QLineEdit::returnPressed signal is emitted and the new URL is then handed over to
The call is forwarded to the currently selected tab:
setUrl() method of
WebView just forwards the
url to the associated
WebPage, which in turn starts the downloading of the page’s content in the background.
Implementing Private Browsing#
Private browsing, incognito mode, or off-the-record mode is a feature of many browsers where normally persistent data, such as cookies, the HTTP cache, or browsing history, is kept only in memory, leaving no trace on disk. In this example we will implement private browsing on the window level with tabs in one window all in either normal or private mode. Alternatively we could implement private browsing on the tab-level, with some tabs in a window in normal mode, others in private mode.

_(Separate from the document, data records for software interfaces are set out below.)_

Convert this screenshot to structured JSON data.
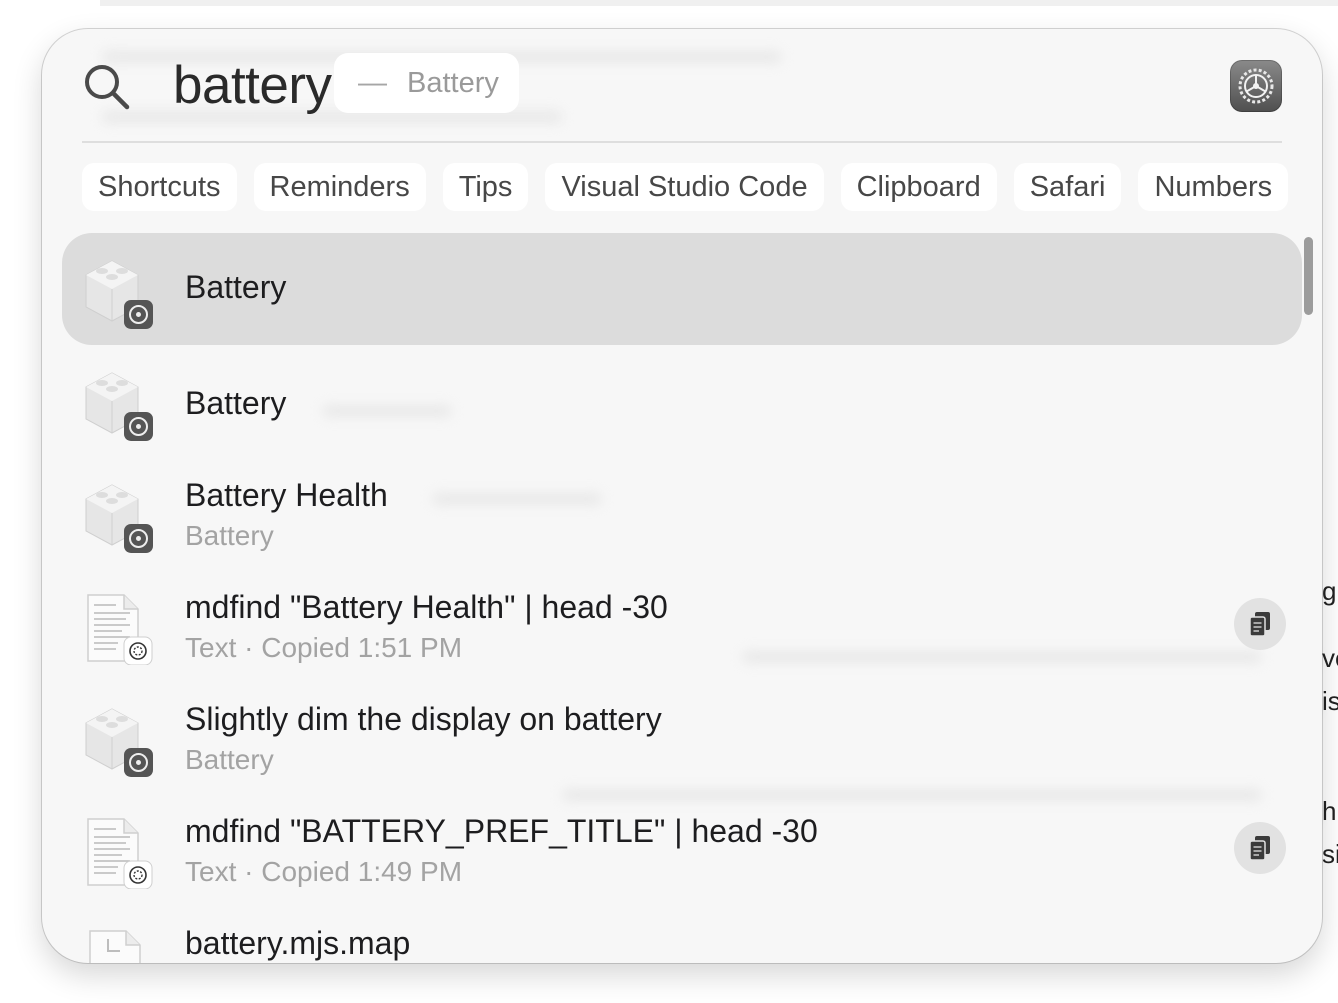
{
  "background": {
    "edge_fragments": [
      "g a",
      "ve",
      "is",
      "hi",
      "si"
    ]
  },
  "spotlight": {
    "query": "battery",
    "completion_dash": "—",
    "completion_text": "Battery",
    "settings_icon": "gear-icon",
    "chips": [
      "Shortcuts",
      "Reminders",
      "Tips",
      "Visual Studio Code",
      "Clipboard",
      "Safari",
      "Numbers"
    ],
    "results": [
      {
        "title": "Battery",
        "subtitle": "",
        "icon": "preference-pane-icon",
        "selected": true,
        "action": ""
      },
      {
        "title": "Battery",
        "subtitle": "",
        "icon": "preference-pane-icon",
        "selected": false,
        "action": ""
      },
      {
        "title": "Battery Health",
        "subtitle": "Battery",
        "icon": "preference-pane-icon",
        "selected": false,
        "action": ""
      },
      {
        "title": "mdfind \"Battery Health\" | head -30",
        "subtitle": "Text · Copied 1:51 PM",
        "icon": "text-document-icon",
        "selected": false,
        "action": "copy-icon"
      },
      {
        "title": "Slightly dim the display on battery",
        "subtitle": "Battery",
        "icon": "preference-pane-icon",
        "selected": false,
        "action": ""
      },
      {
        "title": "mdfind \"BATTERY_PREF_TITLE\" | head -30",
        "subtitle": "Text · Copied 1:49 PM",
        "icon": "text-document-icon",
        "selected": false,
        "action": "copy-icon"
      },
      {
        "title": "battery.mjs.map",
        "subtitle": "",
        "icon": "generic-file-icon",
        "selected": false,
        "action": ""
      }
    ]
  },
  "colors": {
    "panel_bg": "#f7f7f7",
    "selected_row": "#dcdcdc",
    "subtitle_text": "#a3a3a3",
    "chip_bg": "#ffffff"
  }
}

Implementing private browsing is quite easy using Qt WebEngine. All one has to do is to create a new
QWebEngineProfile and use it in the QWebEnginePage instead of the default profile. In the example this new profile is owned by the
Required profile for private browsing is created together with its first window. The default constructor for
QWebEngineProfile already puts it in off-the-record mode.
All that is left to do is to pass the appropriate profile down to the appropriate QWebEnginePage objects. The
Browser object will hand to each new
BrowserWindow either the global default profile (see QWebEngineProfile::defaultProfile ) or one shared off-the-record profile instance:
TabWidget objects will then ensure that all QWebEnginePage objects contained in a window will use this profile.
Downloads are associated with a
QWebEngineProfile . Whenever a download is triggered on a web page the
downloadRequested signal is emitted with a
QWebEngineDownloadRequest , which in this example is forwarded to
This method prompts the user for a file name (with a pre-filled suggestion) and starts the download (unless the user cancels the Save As dialog):
QWebEngineDownloadRequest object will periodically emit the
receivedBytesChanged signal to notify potential observers of the download progress and the
stateChanged signal when the download is finished or when an error occurs. See
downloadmanagerwidget.cpp for an example of how these signals can be handled.
Files and Attributions#
The example uses icons from the Tango Icon Library:
Tango Icon Library